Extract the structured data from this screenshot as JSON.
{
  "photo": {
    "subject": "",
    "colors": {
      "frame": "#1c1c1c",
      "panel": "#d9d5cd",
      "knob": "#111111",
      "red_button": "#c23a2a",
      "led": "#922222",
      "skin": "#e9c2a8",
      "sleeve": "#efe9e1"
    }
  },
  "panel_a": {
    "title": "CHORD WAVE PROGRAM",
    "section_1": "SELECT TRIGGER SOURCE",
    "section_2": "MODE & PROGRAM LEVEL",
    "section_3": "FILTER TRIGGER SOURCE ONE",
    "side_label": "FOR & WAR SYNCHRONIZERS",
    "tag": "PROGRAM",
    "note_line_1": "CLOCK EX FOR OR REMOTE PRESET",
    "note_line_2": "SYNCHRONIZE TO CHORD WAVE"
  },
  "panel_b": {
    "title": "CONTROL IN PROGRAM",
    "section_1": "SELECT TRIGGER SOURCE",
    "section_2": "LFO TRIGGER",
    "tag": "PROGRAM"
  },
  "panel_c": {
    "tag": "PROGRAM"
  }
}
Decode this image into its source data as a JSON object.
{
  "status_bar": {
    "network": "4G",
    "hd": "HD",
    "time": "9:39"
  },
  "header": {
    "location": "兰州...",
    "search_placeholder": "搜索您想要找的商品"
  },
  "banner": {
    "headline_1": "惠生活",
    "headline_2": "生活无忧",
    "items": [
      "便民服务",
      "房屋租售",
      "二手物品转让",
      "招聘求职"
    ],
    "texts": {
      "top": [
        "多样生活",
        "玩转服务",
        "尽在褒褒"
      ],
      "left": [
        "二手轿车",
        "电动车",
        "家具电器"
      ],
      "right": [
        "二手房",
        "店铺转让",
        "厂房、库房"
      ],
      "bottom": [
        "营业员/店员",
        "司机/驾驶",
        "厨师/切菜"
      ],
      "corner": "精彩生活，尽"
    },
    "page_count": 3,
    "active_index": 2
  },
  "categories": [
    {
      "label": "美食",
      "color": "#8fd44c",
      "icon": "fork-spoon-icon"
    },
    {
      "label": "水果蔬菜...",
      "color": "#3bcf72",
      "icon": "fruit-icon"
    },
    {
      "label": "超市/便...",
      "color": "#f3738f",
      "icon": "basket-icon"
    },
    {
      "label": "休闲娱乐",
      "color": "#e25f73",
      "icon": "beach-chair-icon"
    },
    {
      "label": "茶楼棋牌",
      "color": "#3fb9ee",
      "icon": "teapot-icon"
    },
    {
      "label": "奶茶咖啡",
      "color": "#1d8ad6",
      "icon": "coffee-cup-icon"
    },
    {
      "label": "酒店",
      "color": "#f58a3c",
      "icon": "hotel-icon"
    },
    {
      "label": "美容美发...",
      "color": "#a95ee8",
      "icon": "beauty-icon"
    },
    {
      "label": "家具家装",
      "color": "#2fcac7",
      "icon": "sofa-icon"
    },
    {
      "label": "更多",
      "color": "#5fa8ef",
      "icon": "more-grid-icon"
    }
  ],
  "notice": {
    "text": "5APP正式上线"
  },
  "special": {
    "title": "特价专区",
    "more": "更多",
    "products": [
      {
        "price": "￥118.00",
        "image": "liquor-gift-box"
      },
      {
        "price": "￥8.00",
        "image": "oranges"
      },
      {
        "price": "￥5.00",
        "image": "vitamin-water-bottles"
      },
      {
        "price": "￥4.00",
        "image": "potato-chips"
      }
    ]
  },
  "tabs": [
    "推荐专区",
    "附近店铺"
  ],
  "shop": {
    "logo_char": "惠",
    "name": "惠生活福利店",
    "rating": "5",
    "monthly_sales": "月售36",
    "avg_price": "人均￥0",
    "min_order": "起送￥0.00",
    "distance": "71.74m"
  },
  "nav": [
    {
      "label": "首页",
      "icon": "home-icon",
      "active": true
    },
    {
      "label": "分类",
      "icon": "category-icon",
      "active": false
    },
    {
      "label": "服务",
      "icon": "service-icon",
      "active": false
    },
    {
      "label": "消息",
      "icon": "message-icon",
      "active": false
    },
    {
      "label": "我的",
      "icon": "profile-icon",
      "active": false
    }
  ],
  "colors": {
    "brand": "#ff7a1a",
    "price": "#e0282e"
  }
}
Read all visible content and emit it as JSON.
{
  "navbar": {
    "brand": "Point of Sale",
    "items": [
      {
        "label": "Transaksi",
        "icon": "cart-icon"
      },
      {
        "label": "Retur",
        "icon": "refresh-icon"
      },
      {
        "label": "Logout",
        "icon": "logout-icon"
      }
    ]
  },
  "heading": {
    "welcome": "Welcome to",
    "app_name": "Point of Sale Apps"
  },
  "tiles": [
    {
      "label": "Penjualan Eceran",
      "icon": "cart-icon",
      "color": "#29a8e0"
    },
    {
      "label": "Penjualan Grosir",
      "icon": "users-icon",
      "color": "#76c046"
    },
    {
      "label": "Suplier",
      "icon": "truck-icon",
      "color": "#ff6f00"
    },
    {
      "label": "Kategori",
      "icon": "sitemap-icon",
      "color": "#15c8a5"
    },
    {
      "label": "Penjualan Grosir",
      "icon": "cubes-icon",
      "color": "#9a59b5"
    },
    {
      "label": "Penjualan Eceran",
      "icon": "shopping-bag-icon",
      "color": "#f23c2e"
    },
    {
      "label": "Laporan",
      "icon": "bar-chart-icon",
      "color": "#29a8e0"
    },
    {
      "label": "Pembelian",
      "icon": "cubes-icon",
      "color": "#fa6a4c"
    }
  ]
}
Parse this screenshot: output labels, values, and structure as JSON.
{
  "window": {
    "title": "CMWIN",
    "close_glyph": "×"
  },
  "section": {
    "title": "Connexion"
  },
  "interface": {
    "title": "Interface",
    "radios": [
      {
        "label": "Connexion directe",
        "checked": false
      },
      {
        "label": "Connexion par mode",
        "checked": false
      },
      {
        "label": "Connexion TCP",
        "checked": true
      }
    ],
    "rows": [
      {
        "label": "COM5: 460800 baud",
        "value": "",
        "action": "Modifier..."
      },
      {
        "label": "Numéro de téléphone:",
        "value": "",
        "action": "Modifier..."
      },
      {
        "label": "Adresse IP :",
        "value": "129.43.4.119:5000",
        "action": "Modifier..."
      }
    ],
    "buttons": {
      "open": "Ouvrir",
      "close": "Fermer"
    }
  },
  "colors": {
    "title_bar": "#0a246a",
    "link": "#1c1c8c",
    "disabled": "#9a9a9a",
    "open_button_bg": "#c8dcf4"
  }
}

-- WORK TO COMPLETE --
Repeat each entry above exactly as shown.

-- TASK OUTPUT --
Extract the structured data from this screenshot as JSON.
{
  "photo": {
    "subject": "",
    "colors": {
      "frame": "#1c1c1c",
      "panel": "#d9d5cd",
      "knob": "#111111",
      "red_button": "#c23a2a",
      "led": "#922222",
      "skin": "#e9c2a8",
      "sleeve": "#efe9e1"
    }
  },
  "panel_a": {
    "title": "CHORD WAVE PROGRAM",
    "section_1": "SELECT TRIGGER SOURCE",
    "section_2": "MODE & PROGRAM LEVEL",
    "section_3": "FILTER TRIGGER SOURCE ONE",
    "side_label": "FOR & WAR SYNCHRONIZERS",
    "tag": "PROGRAM",
    "note_line_1": "CLOCK EX FOR OR REMOTE PRESET",
    "note_line_2": "SYNCHRONIZE TO CHORD WAVE"
  },
  "panel_b": {
    "title": "CONTROL IN PROGRAM",
    "section_1": "SELECT TRIGGER SOURCE",
    "section_2": "LFO TRIGGER",
    "tag": "PROGRAM"
  },
  "panel_c": {
    "tag": "PROGRAM"
  }
}
Decode this image into its source data as a JSON object.
{
  "status_bar": {
    "network": "4G",
    "hd": "HD",
    "time": "9:39"
  },
  "header": {
    "location": "兰州...",
    "search_placeholder": "搜索您想要找的商品"
  },
  "banner": {
    "headline_1": "惠生活",
    "headline_2": "生活无忧",
    "items": [
      "便民服务",
      "房屋租售",
      "二手物品转让",
      "招聘求职"
    ],
    "texts": {
      "top": [
        "多样生活",
        "玩转服务",
        "尽在褒褒"
      ],
      "left": [
        "二手轿车",
        "电动车",
        "家具电器"
      ],
      "right": [
        "二手房",
        "店铺转让",
        "厂房、库房"
      ],
      "bottom": [
        "营业员/店员",
        "司机/驾驶",
        "厨师/切菜"
      ],
      "corner": "精彩生活，尽"
    },
    "page_count": 3,
    "active_index": 2
  },
  "categories": [
    {
      "label": "美食",
      "color": "#8fd44c",
      "icon": "fork-spoon-icon"
    },
    {
      "label": "水果蔬菜...",
      "color": "#3bcf72",
      "icon": "fruit-icon"
    },
    {
      "label": "超市/便...",
      "color": "#f3738f",
      "icon": "basket-icon"
    },
    {
      "label": "休闲娱乐",
      "color": "#e25f73",
      "icon": "beach-chair-icon"
    },
    {
      "label": "茶楼棋牌",
      "color": "#3fb9ee",
      "icon": "teapot-icon"
    },
    {
      "label": "奶茶咖啡",
      "color": "#1d8ad6",
      "icon": "coffee-cup-icon"
    },
    {
      "label": "酒店",
      "color": "#f58a3c",
      "icon": "hotel-icon"
    },
    {
      "label": "美容美发...",
      "color": "#a95ee8",
      "icon": "beauty-icon"
    },
    {
      "label": "家具家装",
      "color": "#2fcac7",
      "icon": "sofa-icon"
    },
    {
      "label": "更多",
      "color": "#5fa8ef",
      "icon": "more-grid-icon"
    }
  ],
  "notice": {
    "text": "5APP正式上线"
  },
  "special": {
    "title": "特价专区",
    "more": "更多",
    "products": [
      {
        "price": "￥118.00",
        "image": "liquor-gift-box"
      },
      {
        "price": "￥8.00",
        "image": "oranges"
      },
      {
        "price": "￥5.00",
        "image": "vitamin-water-bottles"
      },
      {
        "price": "￥4.00",
        "image": "potato-chips"
      }
    ]
  },
  "tabs": [
    "推荐专区",
    "附近店铺"
  ],
  "shop": {
    "logo_char": "惠",
    "name": "惠生活福利店",
    "rating": "5",
    "monthly_sales": "月售36",
    "avg_price": "人均￥0",
    "min_order": "起送￥0.00",
    "distance": "71.74m"
  },
  "nav": [
    {
      "label": "首页",
      "icon": "home-icon",
      "active": true
    },
    {
      "label": "分类",
      "icon": "category-icon",
      "active": false
    },
    {
      "label": "服务",
      "icon": "service-icon",
      "active": false
    },
    {
      "label": "消息",
      "icon": "message-icon",
      "active": false
    },
    {
      "label": "我的",
      "icon": "profile-icon",
      "active": false
    }
  ],
  "colors": {
    "brand": "#ff7a1a",
    "price": "#e0282e"
  }
}
Read all visible content and emit it as JSON.
{
  "navbar": {
    "brand": "Point of Sale",
    "items": [
      {
        "label": "Transaksi",
        "icon": "cart-icon"
      },
      {
        "label": "Retur",
        "icon": "refresh-icon"
      },
      {
        "label": "Logout",
        "icon": "logout-icon"
      }
    ]
  },
  "heading": {
    "welcome": "Welcome to",
    "app_name": "Point of Sale Apps"
  },
  "tiles": [
    {
      "label": "Penjualan Eceran",
      "icon": "cart-icon",
      "color": "#29a8e0"
    },
    {
      "label": "Penjualan Grosir",
      "icon": "users-icon",
      "color": "#76c046"
    },
    {
      "label": "Suplier",
      "icon": "truck-icon",
      "color": "#ff6f00"
    },
    {
      "label": "Kategori",
      "icon": "sitemap-icon",
      "color": "#15c8a5"
    },
    {
      "label": "Penjualan Grosir",
      "icon": "cubes-icon",
      "color": "#9a59b5"
    },
    {
      "label": "Penjualan Eceran",
      "icon": "shopping-bag-icon",
      "color": "#f23c2e"
    },
    {
      "label": "Laporan",
      "icon": "bar-chart-icon",
      "color": "#29a8e0"
    },
    {
      "label": "Pembelian",
      "icon": "cubes-icon",
      "color": "#fa6a4c"
    }
  ]
}
Parse this screenshot: output labels, values, and structure as JSON.
{
  "window": {
    "title": "CMWIN",
    "close_glyph": "×"
  },
  "section": {
    "title": "Connexion"
  },
  "interface": {
    "title": "Interface",
    "radios": [
      {
        "label": "Connexion directe",
        "checked": false
      },
      {
        "label": "Connexion par mode",
        "checked": false
      },
      {
        "label": "Connexion TCP",
        "checked": true
      }
    ],
    "rows": [
      {
        "label": "COM5: 460800 baud",
        "value": "",
        "action": "Modifier..."
      },
      {
        "label": "Numéro de téléphone:",
        "value": "",
        "action": "Modifier..."
      },
      {
        "label": "Adresse IP :",
        "value": "129.43.4.119:5000",
        "action": "Modifier..."
      }
    ],
    "buttons": {
      "open": "Ouvrir",
      "close": "Fermer"
    }
  },
  "colors": {
    "title_bar": "#0a246a",
    "link": "#1c1c8c",
    "disabled": "#9a9a9a",
    "open_button_bg": "#c8dcf4"
  }
}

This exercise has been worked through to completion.